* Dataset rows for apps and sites
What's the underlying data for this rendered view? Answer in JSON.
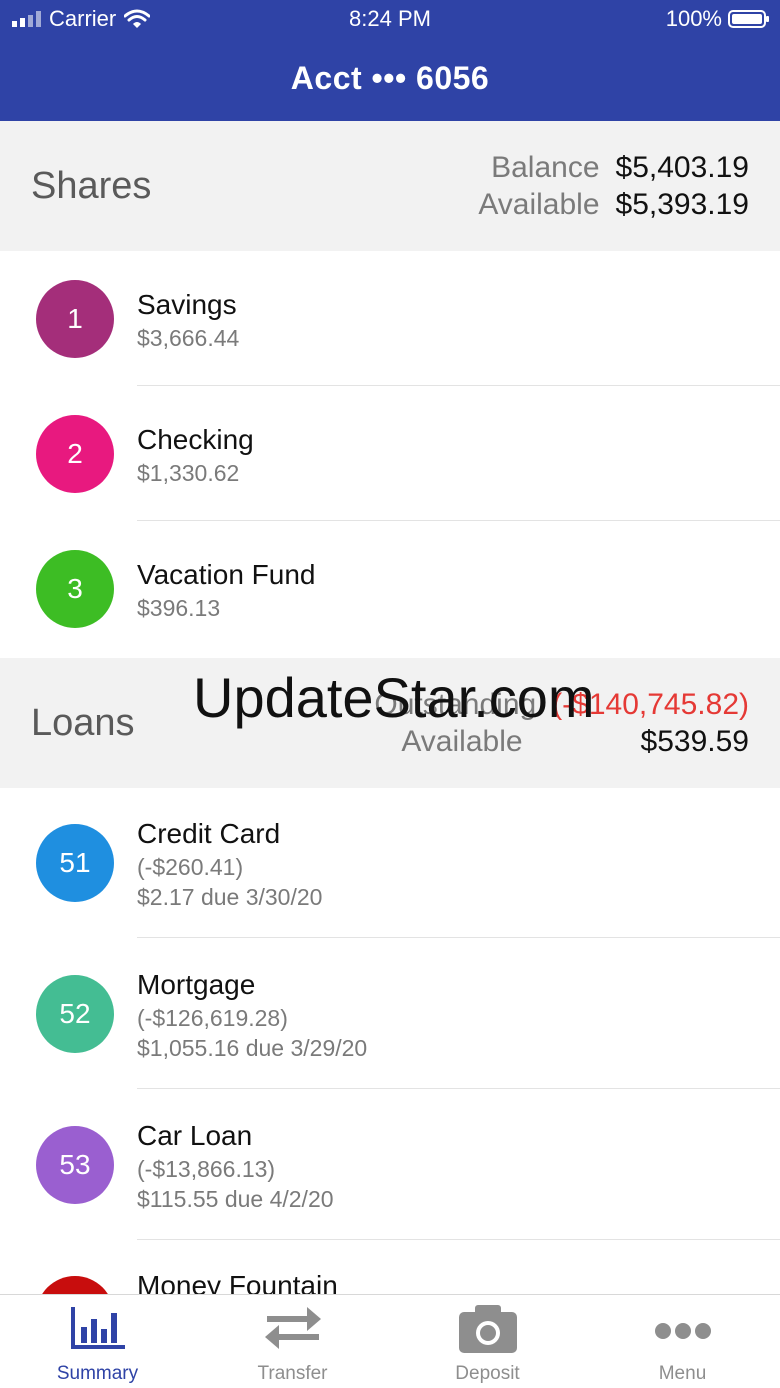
{
  "status_bar": {
    "carrier": "Carrier",
    "time": "8:24 PM",
    "battery": "100%"
  },
  "header": {
    "title": "Acct ••• 6056"
  },
  "shares": {
    "title": "Shares",
    "balance_label": "Balance",
    "balance_value": "$5,403.19",
    "available_label": "Available",
    "available_value": "$5,393.19",
    "items": [
      {
        "number": "1",
        "name": "Savings",
        "amount": "$3,666.44",
        "color": "#a42e7a"
      },
      {
        "number": "2",
        "name": "Checking",
        "amount": "$1,330.62",
        "color": "#e8197f"
      },
      {
        "number": "3",
        "name": "Vacation Fund",
        "amount": "$396.13",
        "color": "#3dbd24"
      }
    ]
  },
  "loans": {
    "title": "Loans",
    "outstanding_label": "Outstanding",
    "outstanding_value": "(-$140,745.82)",
    "available_label": "Available",
    "available_value": "$539.59",
    "items": [
      {
        "number": "51",
        "name": "Credit Card",
        "amount": "(-$260.41)",
        "due": "$2.17 due 3/30/20",
        "color": "#1f8fe0"
      },
      {
        "number": "52",
        "name": "Mortgage",
        "amount": "(-$126,619.28)",
        "due": "$1,055.16 due 3/29/20",
        "color": "#44bd93"
      },
      {
        "number": "53",
        "name": "Car Loan",
        "amount": "(-$13,866.13)",
        "due": "$115.55 due 4/2/20",
        "color": "#9a5fd0"
      },
      {
        "number": "",
        "name": "Money Fountain",
        "color": "#c80d0d"
      }
    ]
  },
  "watermark": "UpdateStar.com",
  "tabs": [
    {
      "label": "Summary",
      "icon": "bar-chart-icon",
      "active": true
    },
    {
      "label": "Transfer",
      "icon": "transfer-arrows-icon",
      "active": false
    },
    {
      "label": "Deposit",
      "icon": "camera-icon",
      "active": false
    },
    {
      "label": "Menu",
      "icon": "more-dots-icon",
      "active": false
    }
  ],
  "colors": {
    "brand": "#2f43a6",
    "negative": "#e53935"
  }
}
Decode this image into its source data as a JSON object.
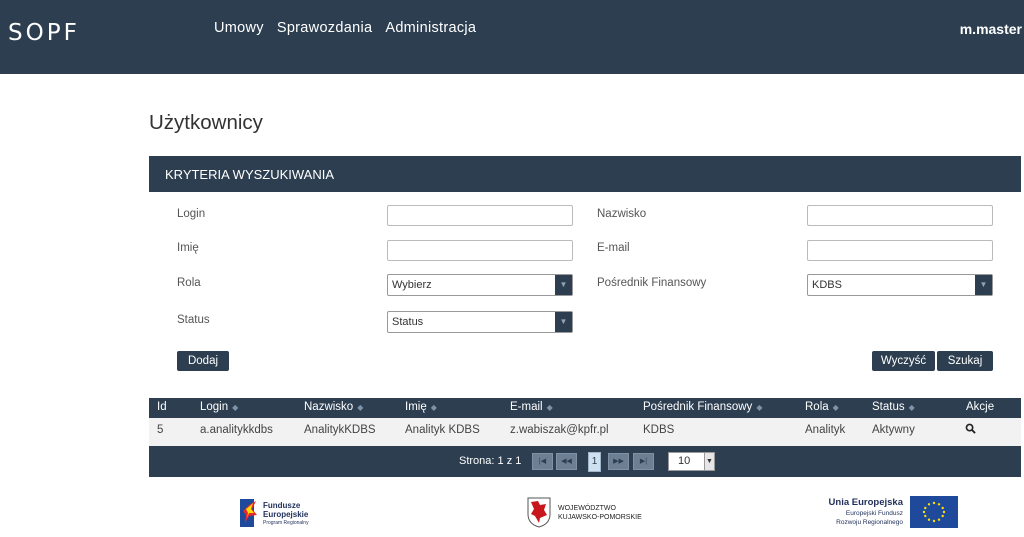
{
  "app": {
    "logo": "SOPF",
    "user": "m.master"
  },
  "nav": {
    "items": [
      "Umowy",
      "Sprawozdania",
      "Administracja"
    ]
  },
  "page": {
    "title": "Użytkownicy"
  },
  "criteria": {
    "header": "KRYTERIA WYSZUKIWANIA",
    "login_label": "Login",
    "login_value": "",
    "nazwisko_label": "Nazwisko",
    "nazwisko_value": "",
    "imie_label": "Imię",
    "imie_value": "",
    "email_label": "E-mail",
    "email_value": "",
    "rola_label": "Rola",
    "rola_value": "Wybierz",
    "posrednik_label": "Pośrednik Finansowy",
    "posrednik_value": "KDBS",
    "status_label": "Status",
    "status_value": "Status"
  },
  "buttons": {
    "dodaj": "Dodaj",
    "wyczysc": "Wyczyść",
    "szukaj": "Szukaj"
  },
  "table": {
    "columns": [
      "Id",
      "Login",
      "Nazwisko",
      "Imię",
      "E-mail",
      "Pośrednik Finansowy",
      "Rola",
      "Status",
      "Akcje"
    ],
    "rows": [
      {
        "id": "5",
        "login": "a.analitykkdbs",
        "nazwisko": "AnalitykKDBS",
        "imie": "Analityk KDBS",
        "email": "z.wabiszak@kpfr.pl",
        "posrednik": "KDBS",
        "rola": "Analityk",
        "status": "Aktywny"
      }
    ]
  },
  "pager": {
    "text": "Strona: 1 z 1",
    "current": "1",
    "page_size": "10"
  },
  "footer": {
    "fe_line1": "Fundusze",
    "fe_line2": "Europejskie",
    "fe_line3": "Program Regionalny",
    "woj_line1": "WOJEWÓDZTWO",
    "woj_line2": "KUJAWSKO-POMORSKIE",
    "ue_line1": "Unia Europejska",
    "ue_line2": "Europejski Fundusz",
    "ue_line3": "Rozwoju Regionalnego"
  },
  "colors": {
    "primary": "#2c3e50",
    "eu_blue": "#1f4a9b",
    "eu_star": "#ffde00"
  }
}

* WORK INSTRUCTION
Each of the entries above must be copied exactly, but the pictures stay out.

* SOLUTION TO THE PROBLEM
What's the underlying data for this rendered view? Answer in JSON.
{
  "status_bar": {
    "carrier": "Carrier",
    "time": "8:24 PM",
    "battery": "100%"
  },
  "header": {
    "title": "Acct ••• 6056"
  },
  "shares": {
    "title": "Shares",
    "balance_label": "Balance",
    "balance_value": "$5,403.19",
    "available_label": "Available",
    "available_value": "$5,393.19",
    "items": [
      {
        "number": "1",
        "name": "Savings",
        "amount": "$3,666.44",
        "color": "#a42e7a"
      },
      {
        "number": "2",
        "name": "Checking",
        "amount": "$1,330.62",
        "color": "#e8197f"
      },
      {
        "number": "3",
        "name": "Vacation Fund",
        "amount": "$396.13",
        "color": "#3dbd24"
      }
    ]
  },
  "loans": {
    "title": "Loans",
    "outstanding_label": "Outstanding",
    "outstanding_value": "(-$140,745.82)",
    "available_label": "Available",
    "available_value": "$539.59",
    "items": [
      {
        "number": "51",
        "name": "Credit Card",
        "amount": "(-$260.41)",
        "due": "$2.17 due 3/30/20",
        "color": "#1f8fe0"
      },
      {
        "number": "52",
        "name": "Mortgage",
        "amount": "(-$126,619.28)",
        "due": "$1,055.16 due 3/29/20",
        "color": "#44bd93"
      },
      {
        "number": "53",
        "name": "Car Loan",
        "amount": "(-$13,866.13)",
        "due": "$115.55 due 4/2/20",
        "color": "#9a5fd0"
      },
      {
        "number": "",
        "name": "Money Fountain",
        "color": "#c80d0d"
      }
    ]
  },
  "watermark": "UpdateStar.com",
  "tabs": [
    {
      "label": "Summary",
      "icon": "bar-chart-icon",
      "active": true
    },
    {
      "label": "Transfer",
      "icon": "transfer-arrows-icon",
      "active": false
    },
    {
      "label": "Deposit",
      "icon": "camera-icon",
      "active": false
    },
    {
      "label": "Menu",
      "icon": "more-dots-icon",
      "active": false
    }
  ],
  "colors": {
    "brand": "#2f43a6",
    "negative": "#e53935"
  }
}
Decode this image into its source data as a JSON object.
{
  "app": {
    "logo": "SOPF",
    "user": "m.master"
  },
  "nav": {
    "items": [
      "Umowy",
      "Sprawozdania",
      "Administracja"
    ]
  },
  "page": {
    "title": "Użytkownicy"
  },
  "criteria": {
    "header": "KRYTERIA WYSZUKIWANIA",
    "login_label": "Login",
    "login_value": "",
    "nazwisko_label": "Nazwisko",
    "nazwisko_value": "",
    "imie_label": "Imię",
    "imie_value": "",
    "email_label": "E-mail",
    "email_value": "",
    "rola_label": "Rola",
    "rola_value": "Wybierz",
    "posrednik_label": "Pośrednik Finansowy",
    "posrednik_value": "KDBS",
    "status_label": "Status",
    "status_value": "Status"
  },
  "buttons": {
    "dodaj": "Dodaj",
    "wyczysc": "Wyczyść",
    "szukaj": "Szukaj"
  },
  "table": {
    "columns": [
      "Id",
      "Login",
      "Nazwisko",
      "Imię",
      "E-mail",
      "Pośrednik Finansowy",
      "Rola",
      "Status",
      "Akcje"
    ],
    "rows": [
      {
        "id": "5",
        "login": "a.analitykkdbs",
        "nazwisko": "AnalitykKDBS",
        "imie": "Analityk KDBS",
        "email": "z.wabiszak@kpfr.pl",
        "posrednik": "KDBS",
        "rola": "Analityk",
        "status": "Aktywny"
      }
    ]
  },
  "pager": {
    "text": "Strona: 1 z 1",
    "current": "1",
    "page_size": "10"
  },
  "footer": {
    "fe_line1": "Fundusze",
    "fe_line2": "Europejskie",
    "fe_line3": "Program Regionalny",
    "woj_line1": "WOJEWÓDZTWO",
    "woj_line2": "KUJAWSKO-POMORSKIE",
    "ue_line1": "Unia Europejska",
    "ue_line2": "Europejski Fundusz",
    "ue_line3": "Rozwoju Regionalnego"
  },
  "colors": {
    "primary": "#2c3e50",
    "eu_blue": "#1f4a9b",
    "eu_star": "#ffde00"
  }
}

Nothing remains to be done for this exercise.